I’m as flabbergasted by the same logic when I suggest that the Espionage Act ought to be repealed, to spare us future mischief from an abusive president, only to be told, as if in defense of that law, that it has scarcely been used across the century since its passage. The speech codes of the 1990s were not regularly enforced, but that wasn’t any solace to the students who were actually punished, a disproportionate share of whom were African American.

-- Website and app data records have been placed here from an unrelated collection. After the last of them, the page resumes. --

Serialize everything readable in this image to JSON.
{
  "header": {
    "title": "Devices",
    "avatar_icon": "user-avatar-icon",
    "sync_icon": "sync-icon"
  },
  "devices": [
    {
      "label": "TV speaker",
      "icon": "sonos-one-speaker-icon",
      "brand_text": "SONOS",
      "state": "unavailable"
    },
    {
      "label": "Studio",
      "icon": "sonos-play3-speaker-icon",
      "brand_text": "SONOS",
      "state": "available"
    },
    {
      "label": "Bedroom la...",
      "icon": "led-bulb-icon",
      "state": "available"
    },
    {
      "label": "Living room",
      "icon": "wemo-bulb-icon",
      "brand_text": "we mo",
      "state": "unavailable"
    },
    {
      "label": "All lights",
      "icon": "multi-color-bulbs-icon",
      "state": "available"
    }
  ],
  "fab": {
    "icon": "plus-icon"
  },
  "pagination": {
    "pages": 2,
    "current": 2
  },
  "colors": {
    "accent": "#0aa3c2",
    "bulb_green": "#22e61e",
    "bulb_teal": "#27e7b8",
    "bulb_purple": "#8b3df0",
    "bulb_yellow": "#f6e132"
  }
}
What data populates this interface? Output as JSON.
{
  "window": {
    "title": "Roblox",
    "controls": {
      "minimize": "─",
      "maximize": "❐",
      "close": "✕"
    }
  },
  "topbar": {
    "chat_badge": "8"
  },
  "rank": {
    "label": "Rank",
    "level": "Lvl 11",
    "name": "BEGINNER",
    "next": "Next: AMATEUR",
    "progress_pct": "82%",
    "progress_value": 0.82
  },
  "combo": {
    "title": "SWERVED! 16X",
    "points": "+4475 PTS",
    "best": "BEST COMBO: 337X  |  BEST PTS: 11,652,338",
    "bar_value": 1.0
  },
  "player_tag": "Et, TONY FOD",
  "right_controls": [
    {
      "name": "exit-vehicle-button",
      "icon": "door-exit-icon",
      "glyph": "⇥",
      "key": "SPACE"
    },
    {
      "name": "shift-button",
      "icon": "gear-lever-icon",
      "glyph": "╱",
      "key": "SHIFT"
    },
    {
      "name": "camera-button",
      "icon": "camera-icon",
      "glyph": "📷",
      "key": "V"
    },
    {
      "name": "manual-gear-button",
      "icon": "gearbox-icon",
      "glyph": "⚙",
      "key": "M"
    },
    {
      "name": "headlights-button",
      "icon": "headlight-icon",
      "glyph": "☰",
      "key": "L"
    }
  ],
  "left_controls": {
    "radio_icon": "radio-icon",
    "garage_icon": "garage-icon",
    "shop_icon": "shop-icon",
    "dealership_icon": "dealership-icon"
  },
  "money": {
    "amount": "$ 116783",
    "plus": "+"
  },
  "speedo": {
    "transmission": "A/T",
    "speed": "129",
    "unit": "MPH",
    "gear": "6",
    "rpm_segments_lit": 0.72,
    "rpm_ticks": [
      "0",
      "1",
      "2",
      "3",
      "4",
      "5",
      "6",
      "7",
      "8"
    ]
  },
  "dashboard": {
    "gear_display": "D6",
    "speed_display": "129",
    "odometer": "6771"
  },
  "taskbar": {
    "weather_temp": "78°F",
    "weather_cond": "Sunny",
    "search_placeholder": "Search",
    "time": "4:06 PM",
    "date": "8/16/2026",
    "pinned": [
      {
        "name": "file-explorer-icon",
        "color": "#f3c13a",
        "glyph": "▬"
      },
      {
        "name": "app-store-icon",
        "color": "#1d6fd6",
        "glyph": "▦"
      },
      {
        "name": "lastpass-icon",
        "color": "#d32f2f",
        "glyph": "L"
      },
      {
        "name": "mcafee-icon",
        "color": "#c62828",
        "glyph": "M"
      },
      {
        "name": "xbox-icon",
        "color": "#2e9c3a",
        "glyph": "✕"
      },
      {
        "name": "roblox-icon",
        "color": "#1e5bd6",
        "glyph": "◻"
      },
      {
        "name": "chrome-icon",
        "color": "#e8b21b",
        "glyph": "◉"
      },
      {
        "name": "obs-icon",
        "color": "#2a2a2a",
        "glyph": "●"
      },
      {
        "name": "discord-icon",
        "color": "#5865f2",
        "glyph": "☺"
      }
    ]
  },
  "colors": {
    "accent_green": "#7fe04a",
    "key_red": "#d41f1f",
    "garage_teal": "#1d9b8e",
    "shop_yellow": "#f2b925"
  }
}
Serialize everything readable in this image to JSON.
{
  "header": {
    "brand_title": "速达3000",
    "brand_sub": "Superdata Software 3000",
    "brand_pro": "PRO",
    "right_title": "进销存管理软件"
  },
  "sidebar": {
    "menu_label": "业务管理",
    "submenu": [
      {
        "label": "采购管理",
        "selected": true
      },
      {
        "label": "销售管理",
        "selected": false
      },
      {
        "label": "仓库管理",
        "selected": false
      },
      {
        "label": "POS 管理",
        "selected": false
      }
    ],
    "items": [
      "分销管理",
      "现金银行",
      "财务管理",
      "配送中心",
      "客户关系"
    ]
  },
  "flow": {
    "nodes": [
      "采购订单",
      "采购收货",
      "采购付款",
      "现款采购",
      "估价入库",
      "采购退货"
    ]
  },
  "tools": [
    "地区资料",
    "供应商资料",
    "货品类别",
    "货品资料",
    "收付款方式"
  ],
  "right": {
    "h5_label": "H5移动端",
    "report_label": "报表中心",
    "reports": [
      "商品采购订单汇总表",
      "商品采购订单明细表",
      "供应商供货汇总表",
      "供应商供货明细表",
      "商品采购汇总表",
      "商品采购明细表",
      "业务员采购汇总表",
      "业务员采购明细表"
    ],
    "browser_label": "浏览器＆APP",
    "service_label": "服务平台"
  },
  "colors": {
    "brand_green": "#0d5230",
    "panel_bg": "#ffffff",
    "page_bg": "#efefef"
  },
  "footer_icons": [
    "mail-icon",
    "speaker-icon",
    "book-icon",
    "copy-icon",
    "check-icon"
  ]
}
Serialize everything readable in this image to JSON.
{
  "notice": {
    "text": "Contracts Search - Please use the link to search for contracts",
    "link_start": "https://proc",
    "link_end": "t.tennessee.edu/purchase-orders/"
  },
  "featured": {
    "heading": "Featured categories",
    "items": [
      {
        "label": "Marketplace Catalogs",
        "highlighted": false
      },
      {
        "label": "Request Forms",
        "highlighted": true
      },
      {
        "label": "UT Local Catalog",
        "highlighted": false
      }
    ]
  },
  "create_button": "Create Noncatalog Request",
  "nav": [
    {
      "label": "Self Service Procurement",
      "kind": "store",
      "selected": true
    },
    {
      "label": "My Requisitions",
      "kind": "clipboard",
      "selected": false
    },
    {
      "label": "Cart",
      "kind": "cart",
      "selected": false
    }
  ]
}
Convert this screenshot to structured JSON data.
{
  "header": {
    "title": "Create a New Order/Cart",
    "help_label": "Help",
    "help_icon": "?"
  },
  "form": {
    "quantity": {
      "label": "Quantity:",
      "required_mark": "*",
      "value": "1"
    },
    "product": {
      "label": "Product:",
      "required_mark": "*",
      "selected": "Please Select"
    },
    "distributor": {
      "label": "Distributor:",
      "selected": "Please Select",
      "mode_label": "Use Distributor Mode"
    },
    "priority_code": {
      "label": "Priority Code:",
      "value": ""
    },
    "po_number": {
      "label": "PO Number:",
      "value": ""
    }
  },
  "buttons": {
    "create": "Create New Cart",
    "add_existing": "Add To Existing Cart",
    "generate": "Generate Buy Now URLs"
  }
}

Critics like Henry Louis Gates and the courts that struck down those laws were right to challenge them, though they were seldom used. …
What galls me, whether the subject is police abuses or anti-Muslim animus or professional-licensing laws, is when folks are given clear evidence of actual injustices, but dismiss their magnitude, then go a step farther, as if the right course is to treat those who are more concerned than they are as if they’re the problem.
Lawyer Ken White of Popehat, a former federal prosecutor, directly responded to Schill’s argument, saying it “promotes confusion and ignorance of free speech legal norms in a way unbecoming to a law professor”:
The problem is the complete abandonment of an objective standard and the uncritical embrace of a subjective standard that yields without question to the heckler’s-veto-prone assertion of offense. Under this standard — the one that President Schill defends — whether something is harassment and can be punished, and whether a professor’s right to speech is outweighed by some notion of public good, depends entirely on how listeners choose to react. Not all students or faculty are intolerant, censorious martinets. But the loudest ones are, and the University of Oregon has decided to defer to them. The University has decided that the people devoted to the idea that ideas and speech they don’t like are harassment should determine which speech should be punished, based on the fervor of their reaction.
So don’t worry, you other UO faculty!
The university probably won’t punish you, as long as you find out what will really set off every student and colleague, and just avoid saying or doing that thing around them, every time you see them.
Consider it part of your “shared governance” with the administration.
IMAGE: University of Oregon